Blood-borne viruses

What you need to know about blood borne viruses in the workplace

Reducing the risk of blood-borne virus exposure

Blood-borne viruses (BBVs) are biological hazards. The risks of infection to employees, or others affected by your work, must be assessed.

Risk assessment is key to the management of BBVs. In industries such as refurbishment, BBVs can be overlooked in a risk assessment. It is important that background history on building use and environment is understood and considered during the assessment.

Where a risk of exposure has been identified, you can take simple measures to prevent or control exposure such as:

  • practising good personal hygiene and paying particular attention to hygienic hand-washing
  • adopting work procedures that avoid the use of sharps
  • using sharps equipment with built-in safety devices
  • providing and replacing safe disposal equipment for sharps
  • promptly decontaminating infected areas, i.e. cleaning up blood or fluid spills
  • practising clear procedures for spills clean-up
  • consulting, and communicating with staff and their representatives
  • training staff about the risks, controls and prevention of infection
  • implementing an Infection Control Policy that sets clear guidelines for all

The controls will involve appropriate and adequate Personal Protection Equipment (PPE). However, the use of PPE should not be your only protective measure, and is often seen as the last resort.

In some situations, immunisation can be a control against hepatitis B (HBV) but this must be determined by your risk assessment and is only a supplement to reinforce other control measures.

First Aiders

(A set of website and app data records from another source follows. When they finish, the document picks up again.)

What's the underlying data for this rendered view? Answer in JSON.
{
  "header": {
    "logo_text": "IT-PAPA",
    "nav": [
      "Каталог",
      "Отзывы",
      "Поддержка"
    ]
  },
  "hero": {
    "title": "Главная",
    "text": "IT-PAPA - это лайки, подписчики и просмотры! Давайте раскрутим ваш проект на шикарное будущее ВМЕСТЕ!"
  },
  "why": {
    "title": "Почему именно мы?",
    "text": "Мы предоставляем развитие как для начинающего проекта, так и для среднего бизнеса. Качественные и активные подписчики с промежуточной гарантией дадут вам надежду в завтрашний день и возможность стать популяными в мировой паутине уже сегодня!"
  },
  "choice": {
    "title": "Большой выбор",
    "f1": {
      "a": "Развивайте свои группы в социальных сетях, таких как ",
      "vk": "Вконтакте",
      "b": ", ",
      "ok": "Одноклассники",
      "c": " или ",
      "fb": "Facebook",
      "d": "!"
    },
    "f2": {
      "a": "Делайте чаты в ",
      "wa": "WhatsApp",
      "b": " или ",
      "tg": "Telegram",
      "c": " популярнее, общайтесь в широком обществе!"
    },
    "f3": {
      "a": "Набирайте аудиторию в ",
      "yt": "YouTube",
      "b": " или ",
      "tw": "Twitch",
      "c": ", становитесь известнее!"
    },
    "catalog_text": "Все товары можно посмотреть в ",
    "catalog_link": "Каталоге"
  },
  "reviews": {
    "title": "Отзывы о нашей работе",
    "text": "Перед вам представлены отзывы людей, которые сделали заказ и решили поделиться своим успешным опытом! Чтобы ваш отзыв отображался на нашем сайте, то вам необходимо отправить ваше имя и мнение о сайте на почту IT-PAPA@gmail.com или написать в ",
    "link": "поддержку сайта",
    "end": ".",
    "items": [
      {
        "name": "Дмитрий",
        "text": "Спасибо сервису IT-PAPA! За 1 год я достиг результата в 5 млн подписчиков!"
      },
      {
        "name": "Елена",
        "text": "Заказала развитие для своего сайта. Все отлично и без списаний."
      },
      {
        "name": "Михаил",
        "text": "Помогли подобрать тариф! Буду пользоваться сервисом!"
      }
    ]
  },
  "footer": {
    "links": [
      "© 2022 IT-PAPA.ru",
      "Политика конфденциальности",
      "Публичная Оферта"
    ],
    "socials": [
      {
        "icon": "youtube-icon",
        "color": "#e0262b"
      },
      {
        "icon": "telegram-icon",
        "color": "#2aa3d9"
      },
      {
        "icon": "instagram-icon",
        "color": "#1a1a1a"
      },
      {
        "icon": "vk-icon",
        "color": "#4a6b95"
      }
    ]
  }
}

The risk of being infected with a BBV while carrying out first aid duties is generally low and there have been no recorded cases of HIV or HBV being passed on during mouth-to-mouth resuscitation.

First aiders should have suitable controls in place to protect them and therefore there is no need to withhold treatment for fear of being infected with a BBV.

If there is a known risk in the workplace, your risk assessment will identify the need for training on preventing BBV transmission.

It is not normally necessary for first aiders in the workplace to be immunised against HBV.

You should take the following risk reduction measures in the workplace:

  • cover any cuts or grazes on your skin with a waterproof dressing.
  • wear suitable disposable gloves when dealing with blood or body fluids.
  • use suitable eye protection and a disposable plastic apron where splashing is possible.
  • provide face shields for mouth-to-mouth resuscitation, but ensure appropriate staff are trained to use them.
  • wash your hands after each procedure

What should I do if I get exposed to BBVs?

If you are injured or contaminated with blood or other body fluids, or suffer from an injury from a sharp which may be contaminated, then:

  • encourage the wound to gently bleed, ideally holding it under running water
  • wash the wound using running water and plenty of soap
  • dry the wound and cover it with a waterproof plaster or dressing
  • don't scrub the wound whilst you are washing it
  • don't suck the wound
  • seek urgent medical advice (for example your Occupational Health Service) as effective prophylaxis (medicines to help fight infection) are available
  • when internal processes are not available, go to an accident and emergency department
  • report the injury to your employer

Contact information

Message us or call our advice line on 0800 019 2211 if you need further information about BBVs.